[[ GIVEN RECORDS, beginning ]]
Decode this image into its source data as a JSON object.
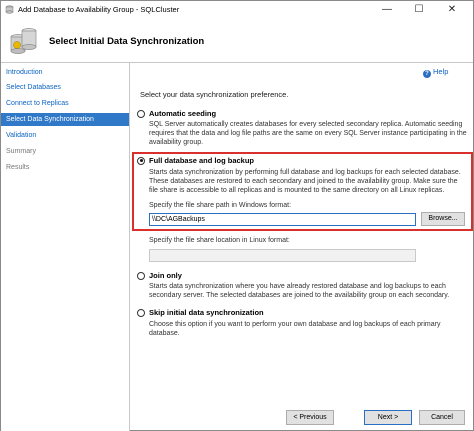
{
  "window": {
    "title": "Add Database to Availability Group - SQLCluster",
    "minimize_glyph": "—",
    "maximize_glyph": "☐",
    "close_glyph": "✕"
  },
  "header": {
    "heading": "Select Initial Data Synchronization"
  },
  "sidebar": {
    "items": [
      {
        "label": "Introduction",
        "state": "link"
      },
      {
        "label": "Select Databases",
        "state": "link"
      },
      {
        "label": "Connect to Replicas",
        "state": "link"
      },
      {
        "label": "Select Data Synchronization",
        "state": "active"
      },
      {
        "label": "Validation",
        "state": "link"
      },
      {
        "label": "Summary",
        "state": "disabled"
      },
      {
        "label": "Results",
        "state": "disabled"
      }
    ]
  },
  "content": {
    "help_label": "Help",
    "prompt": "Select your data synchronization preference.",
    "options": [
      {
        "label": "Automatic seeding",
        "selected": false,
        "description": "SQL Server automatically creates databases for every selected secondary replica. Automatic seeding requires that the data and log file paths are the same on every SQL Server instance participating in the availability group."
      },
      {
        "label": "Full database and log backup",
        "selected": true,
        "description": "Starts data synchronization by performing full database and log backups for each selected database. These databases are restored to each secondary and joined to the availability group. Make sure the file share is accessible to all replicas and is mounted to the same directory on all Linux replicas."
      },
      {
        "label": "Join only",
        "selected": false,
        "description": "Starts data synchronization where you have already restored database and log backups to each secondary server. The selected databases are joined to the availability group on each secondary."
      },
      {
        "label": "Skip initial data synchronization",
        "selected": false,
        "description": "Choose this option if you want to perform your own database and log backups of each primary database."
      }
    ],
    "windows_path_label": "Specify the file share path in Windows format:",
    "windows_path_value": "\\\\DC\\AGBackups",
    "browse_label": "Browse...",
    "linux_path_label": "Specify the file share location in Linux format:",
    "linux_path_value": ""
  },
  "footer": {
    "previous_label": "< Previous",
    "next_label": "Next >",
    "cancel_label": "Cancel"
  },
  "colors": {
    "accent": "#3078c8",
    "link": "#0b63c4",
    "highlight_border": "#d9302c"
  }
}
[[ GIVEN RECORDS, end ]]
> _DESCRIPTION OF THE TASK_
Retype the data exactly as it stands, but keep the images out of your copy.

> _RESPONSE_
Decode this image into its source data as a JSON object.
{
  "window": {
    "title": "Add Database to Availability Group - SQLCluster",
    "minimize_glyph": "—",
    "maximize_glyph": "☐",
    "close_glyph": "✕"
  },
  "header": {
    "heading": "Select Initial Data Synchronization"
  },
  "sidebar": {
    "items": [
      {
        "label": "Introduction",
        "state": "link"
      },
      {
        "label": "Select Databases",
        "state": "link"
      },
      {
        "label": "Connect to Replicas",
        "state": "link"
      },
      {
        "label": "Select Data Synchronization",
        "state": "active"
      },
      {
        "label": "Validation",
        "state": "link"
      },
      {
        "label": "Summary",
        "state": "disabled"
      },
      {
        "label": "Results",
        "state": "disabled"
      }
    ]
  },
  "content": {
    "help_label": "Help",
    "prompt": "Select your data synchronization preference.",
    "options": [
      {
        "label": "Automatic seeding",
        "selected": false,
        "description": "SQL Server automatically creates databases for every selected secondary replica. Automatic seeding requires that the data and log file paths are the same on every SQL Server instance participating in the availability group."
      },
      {
        "label": "Full database and log backup",
        "selected": true,
        "description": "Starts data synchronization by performing full database and log backups for each selected database. These databases are restored to each secondary and joined to the availability group. Make sure the file share is accessible to all replicas and is mounted to the same directory on all Linux replicas."
      },
      {
        "label": "Join only",
        "selected": false,
        "description": "Starts data synchronization where you have already restored database and log backups to each secondary server. The selected databases are joined to the availability group on each secondary."
      },
      {
        "label": "Skip initial data synchronization",
        "selected": false,
        "description": "Choose this option if you want to perform your own database and log backups of each primary database."
      }
    ],
    "windows_path_label": "Specify the file share path in Windows format:",
    "windows_path_value": "\\\\DC\\AGBackups",
    "browse_label": "Browse...",
    "linux_path_label": "Specify the file share location in Linux format:",
    "linux_path_value": ""
  },
  "footer": {
    "previous_label": "< Previous",
    "next_label": "Next >",
    "cancel_label": "Cancel"
  },
  "colors": {
    "accent": "#3078c8",
    "link": "#0b63c4",
    "highlight_border": "#d9302c"
  }
}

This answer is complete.